After years of planning, development on the Kennedy Community Centre is under way, with stage 1 of the transformational project set to deliver a community pavilion and AFLW oval featuring full broadcast capabilities and grandstand seating.
At the same time the Harris Elite Training and Administration Facility, home to the club’s staff and players, will also take also shape, including an indoor training field, high-performance gym and aquatic facilities and an MCG-sized oval.
The project is being funded by the club, local council, $30m from the federal government and a further $15m injection from the Victorian government.
Hawthorn will move from its Waverley base to the venue in Dingley, with president Andy Gowers confident the women’s team would be in first.
“We’re targeting the second half of 2025 to move here,” Gowers said on Friday.
“2026 for the men and maybe even the 2025 AFLW season, hopefully.
“It’s a potential home ground for us in the AFLW competition which would be pretty amazing to host games here on a regular basis and give our women an opportunity to train and play here.
“We will have a grandstand but the oval itself will be able to fit thousands of people.”
Klein declared his club would be the “envy of the competition” when the facility was fully up and running.
“The Kennedy Community Centre will be a game changer,” Klein said.
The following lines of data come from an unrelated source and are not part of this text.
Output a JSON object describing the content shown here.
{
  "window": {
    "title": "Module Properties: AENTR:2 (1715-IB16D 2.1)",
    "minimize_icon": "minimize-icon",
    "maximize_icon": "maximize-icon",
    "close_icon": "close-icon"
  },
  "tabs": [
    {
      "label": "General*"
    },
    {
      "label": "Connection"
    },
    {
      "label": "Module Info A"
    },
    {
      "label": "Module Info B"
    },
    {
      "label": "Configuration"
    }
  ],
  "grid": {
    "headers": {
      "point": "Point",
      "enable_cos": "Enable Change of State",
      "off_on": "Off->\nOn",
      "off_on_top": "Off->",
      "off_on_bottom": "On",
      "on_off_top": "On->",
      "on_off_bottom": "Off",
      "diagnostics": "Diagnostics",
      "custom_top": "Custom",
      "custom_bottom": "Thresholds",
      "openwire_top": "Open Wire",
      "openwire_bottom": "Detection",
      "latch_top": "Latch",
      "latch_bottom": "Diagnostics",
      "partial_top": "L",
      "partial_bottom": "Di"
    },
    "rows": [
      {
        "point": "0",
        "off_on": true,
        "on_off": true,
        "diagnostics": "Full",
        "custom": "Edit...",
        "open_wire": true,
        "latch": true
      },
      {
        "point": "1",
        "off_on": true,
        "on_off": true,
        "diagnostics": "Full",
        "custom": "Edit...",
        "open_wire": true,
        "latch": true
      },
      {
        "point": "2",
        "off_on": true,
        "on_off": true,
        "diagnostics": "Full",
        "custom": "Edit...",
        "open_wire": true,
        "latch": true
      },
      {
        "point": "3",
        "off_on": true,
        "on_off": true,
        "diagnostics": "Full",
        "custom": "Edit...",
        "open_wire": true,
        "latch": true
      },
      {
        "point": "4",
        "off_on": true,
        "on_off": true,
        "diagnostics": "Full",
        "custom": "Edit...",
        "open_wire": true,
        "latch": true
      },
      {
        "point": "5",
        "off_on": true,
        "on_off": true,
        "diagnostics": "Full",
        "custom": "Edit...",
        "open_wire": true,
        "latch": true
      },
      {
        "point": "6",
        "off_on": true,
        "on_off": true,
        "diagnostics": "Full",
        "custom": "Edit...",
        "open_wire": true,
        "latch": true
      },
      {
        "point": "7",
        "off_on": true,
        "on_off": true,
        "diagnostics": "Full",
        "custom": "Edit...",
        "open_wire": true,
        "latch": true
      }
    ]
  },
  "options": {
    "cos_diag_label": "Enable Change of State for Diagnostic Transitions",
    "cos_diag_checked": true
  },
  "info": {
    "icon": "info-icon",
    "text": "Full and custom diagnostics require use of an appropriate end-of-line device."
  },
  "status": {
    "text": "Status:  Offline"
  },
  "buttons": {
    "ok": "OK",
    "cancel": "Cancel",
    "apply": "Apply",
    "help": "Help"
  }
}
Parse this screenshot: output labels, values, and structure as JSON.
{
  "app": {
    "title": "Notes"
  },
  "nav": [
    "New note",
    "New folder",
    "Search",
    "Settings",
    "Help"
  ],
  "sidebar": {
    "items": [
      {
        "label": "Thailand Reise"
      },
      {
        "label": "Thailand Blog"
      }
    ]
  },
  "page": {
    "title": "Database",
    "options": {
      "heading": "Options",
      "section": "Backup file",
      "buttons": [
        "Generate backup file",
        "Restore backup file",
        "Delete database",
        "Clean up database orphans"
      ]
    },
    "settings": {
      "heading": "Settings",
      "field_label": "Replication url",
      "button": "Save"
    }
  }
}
“With equal facilities for both men’s and women’s programs, every single Hawthorn player will be supported to reach their potential in a high-performance environment that is the envy of the competition.”
Major construction is under way, with the first stage due for completion in the second half of next year.
Gowers also said the new facility would “safeguard our football club’s future”.
“We’re incredibly proud and grateful to be delivering what is one of the largest investments by an AFL club,” he said.
Albanese, who revealed he attended the 1991 grand final, the only one played at Waverley Park when the Hawks beat West Coast, said the whole community would benefit from the new facility, improving both physical and mental health.
“It’s not just a focal point for young girls and boys to aspire to, not just something for the elite athletes of the AFL and AFLW to benefit from but also the facilities will be here for local community-based sport as well,” Albanese said.
Read related topics:Anthony Albanese